Zuken believes that one of the secrets to success under Industry 4.0 is making better use of data. It is possible to having seamless exchanges of data between all essential engineering design tools and PLM, ERP and PDM using Zuken’s DS-2 engineering data management platform.
Helping to respond to the challenges of digitization
Networked production processes driven by cutting-edge information technology are becoming a reality in the era of Industry 4.0. With a continuous information exchange between materials, inventory, machinery and control equipment through the Internet of Things (IoT), Industry 4.0 promises increased productivity, better reaction to market opportunities and, consequently, competitive edge and profitability.
We are helping customers respond to the challenges around digital engineering for Industry 4.0 and the Internet of Things. The backbone of our offering is our engineering data management platform, DS-2, for electrical and electronic engineering, which offers fully native or “domain” data management. This is complemented by database-driven authoring tools that automatically transport comprehensive details of electrical and electronic equipment down to a component and connection level.
By linking ECAD, MCAD and ERP into an integrated digital engineering and sourcing process, customers have achieved sizable benefits for both sourcing and service. One of the most advanced examples is KRONE, a major agricultural machinery manufacturer, who made solid progress in achieving its Industry 4.0 goals by implementing an interdisciplinary product development process using Zuken’s E3.series. The success story can be found below under “related resources”.
Maintaining and upgrading plant and equipment can be made easier by better use of engineering design data.
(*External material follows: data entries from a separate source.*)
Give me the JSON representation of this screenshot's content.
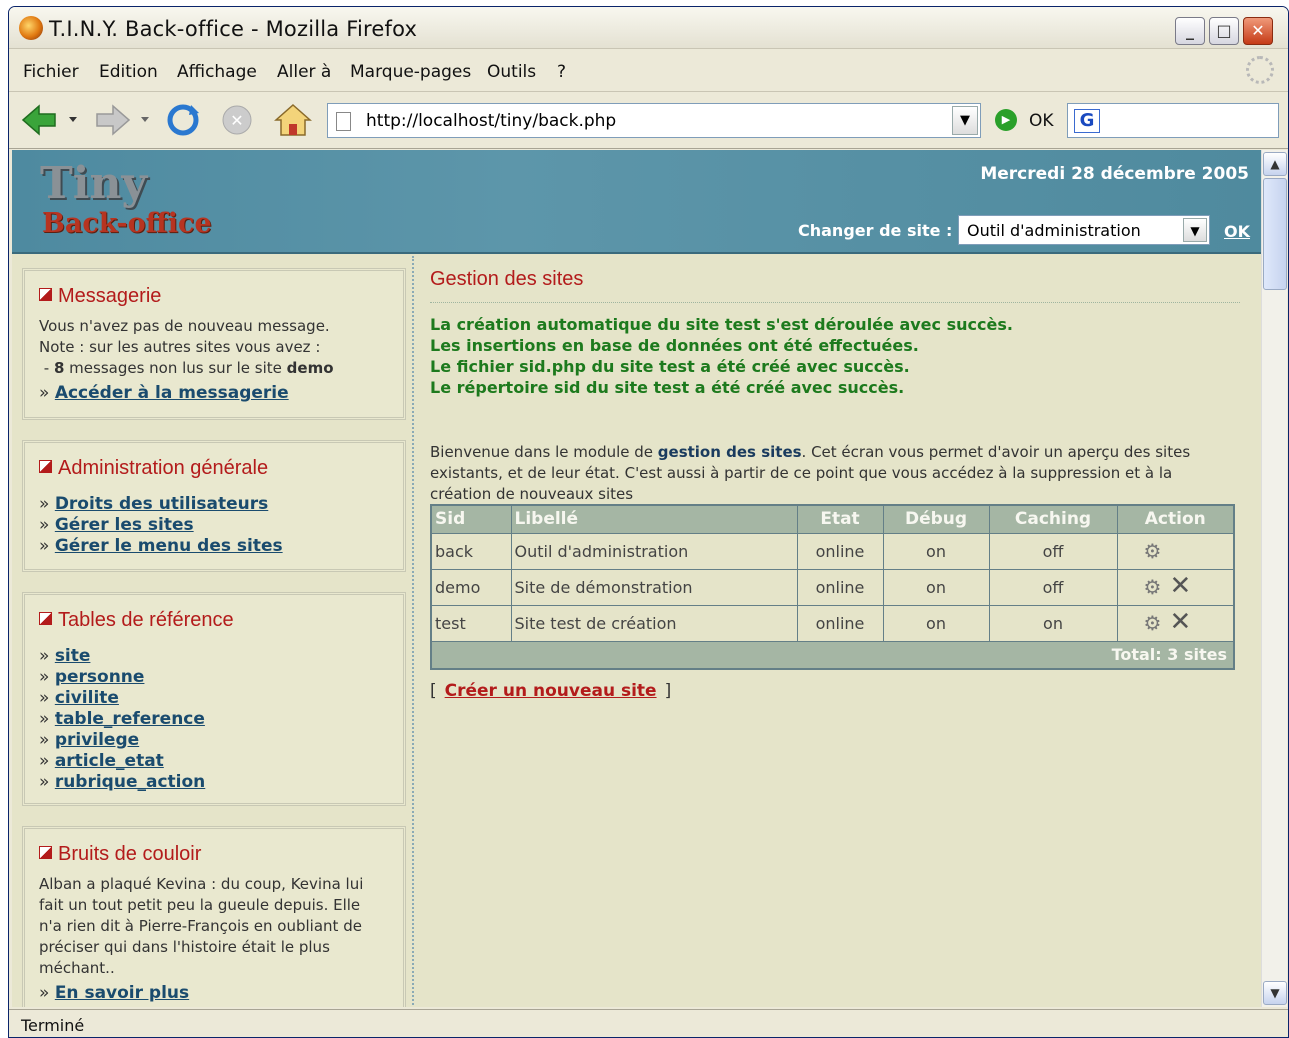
{
  "window": {
    "title": "T.I.N.Y. Back-office - Mozilla Firefox"
  },
  "menubar": {
    "items": [
      "Fichier",
      "Edition",
      "Affichage",
      "Aller à",
      "Marque-pages",
      "Outils",
      "?"
    ]
  },
  "navbar": {
    "url": "http://localhost/tiny/back.php",
    "go_label": "OK"
  },
  "header": {
    "logo_line1": "Tiny",
    "logo_line2": "Back-office",
    "date": "Mercredi 28 décembre 2005",
    "change_site_label": "Changer de site :",
    "site_selected": "Outil d'administration",
    "ok_label": "OK"
  },
  "sidebar": {
    "messagerie": {
      "title": "Messagerie",
      "line1": "Vous n'avez pas de nouveau message.",
      "line2": "Note : sur les autres sites vous avez :",
      "line3_prefix": " - ",
      "line3_count": "8",
      "line3_mid": " messages non lus sur le site ",
      "line3_site": "demo",
      "link": "Accéder à la messagerie"
    },
    "admin": {
      "title": "Administration générale",
      "links": [
        "Droits des utilisateurs",
        "Gérer les sites",
        "Gérer le menu des sites"
      ]
    },
    "tables": {
      "title": "Tables de référence",
      "links": [
        "site",
        "personne",
        "civilite",
        "table_reference",
        "privilege",
        "article_etat",
        "rubrique_action"
      ]
    },
    "bruits": {
      "title": "Bruits de couloir",
      "text": "Alban a plaqué Kevina : du coup, Kevina lui fait un tout petit peu la gueule depuis. Elle n'a rien dit à Pierre-François en oubliant de préciser qui dans l'histoire était le plus méchant..",
      "link": "En savoir plus"
    }
  },
  "main": {
    "title": "Gestion des sites",
    "success": [
      "La création automatique du site test s'est déroulée avec succès.",
      "Les insertions en base de données ont été effectuées.",
      "Le fichier sid.php du site test a été créé avec succès.",
      "Le répertoire sid du site test a été créé avec succès."
    ],
    "intro_a": "Bienvenue dans le module de ",
    "intro_b": "gestion des sites",
    "intro_c": ". Cet écran vous permet d'avoir un aperçu des sites existants, et de leur état. C'est aussi à partir de ce point que vous accédez à la suppression et à la création de nouveaux sites",
    "table": {
      "headers": [
        "Sid",
        "Libellé",
        "Etat",
        "Débug",
        "Caching",
        "Action"
      ],
      "rows": [
        [
          "back",
          "Outil d'administration",
          "online",
          "on",
          "off"
        ],
        [
          "demo",
          "Site de démonstration",
          "online",
          "on",
          "off"
        ],
        [
          "test",
          "Site test de création",
          "online",
          "on",
          "on"
        ]
      ],
      "total": "Total: 3 sites"
    },
    "create_open": "[",
    "create_link": "Créer un nouveau site",
    "create_close": "]"
  },
  "status": {
    "text": "Terminé"
  }
}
For this to succeed, all stakeholders need access to the most relevant view of live data for their activities.
Industry 4.0 accommodates automated configure-to-order (CTO) within manufacturing scenarios, which gives companies the ability to define customer-specific functionality in a controlled process. This, in turn, ramps up variety-induced complexity. Companies that do well will be those that set out not to reduce complexity, but rather to find the optimum tools and processes with which to embrace it – especially for engineering data management.
Our satisfied customers
KRONE, a major brand in the agricultural machinery market, implemented an interdisciplinary product development process. Using Zuken’s E3.series, KRONE linked ECAD, MCAD and ERP to develop an integrated digital engineering and sourcing process, achieving sizable benefits for both sourcing and service. With an integral representation of mechanical and electrical product information, KRONE was able to make solid progress in implementing its major business optimization strategies: Industry 4.0 and Farming 4.0.
Check our latest webinars, white papers and more
In recent years, the design of Internet of Things products became a major topic of interest. But mostly when discussing IoT aspects, the focus is on the software/application and the business-model side, neglecting the fact that PCBs are the core of - almost - every IoT device, with dedicated requirements for the design and analysis process.
A new standard interface module links Zuken’s DS-2 platform to CONTACT Elements
Building on the webinar “Electrical and Fluid Engineering in the Internet of Things Era,” this webinar examines the specific requirements of the plant and machinery sector and shows examples of best practices.
With the growing number of digitally connected products and manufacturing processes in the wake of the Internet of Things, electro-mechanical engineering is becoming a key differentiator in the development of industrial machinery. This webinar examines the changing role of electrical and fluid engineering in product development
Recent Industry 4.0 Blog Posts
A modular product approach is an established way of improving the calculating and realizing the value of investment goods. Yet modular product initiatives often fail to live up to expectations because of poor coordination between engineering disciplines. To deliver on the promise of a modular product architecture strategy, companies need to create a number of prerequisites in organization, process, and infrastructure.
Industry 4.0, a.k.a. the Fourth Industrial Revolution (IR), is a hot topic because most of us are either taking our first steps in this world, or we’re preparing to. Clearly, earlier industrial revolutions were all about making better use of resources (e.g. burning coal to make steam), people (e.g. workers in factories) and, latterly, electricity and computer-controlled automation. For each revolution, the companies that did well were early adopters of the technology and practices of the day, and they recognised waste when they saw it.
I recently talked on predictive failure analysis at the PTC LiveWorx 2017 conference. There was a lot of audience interest, so I thought I’d share some of the things I discussed. This is the second of two posts on this subject.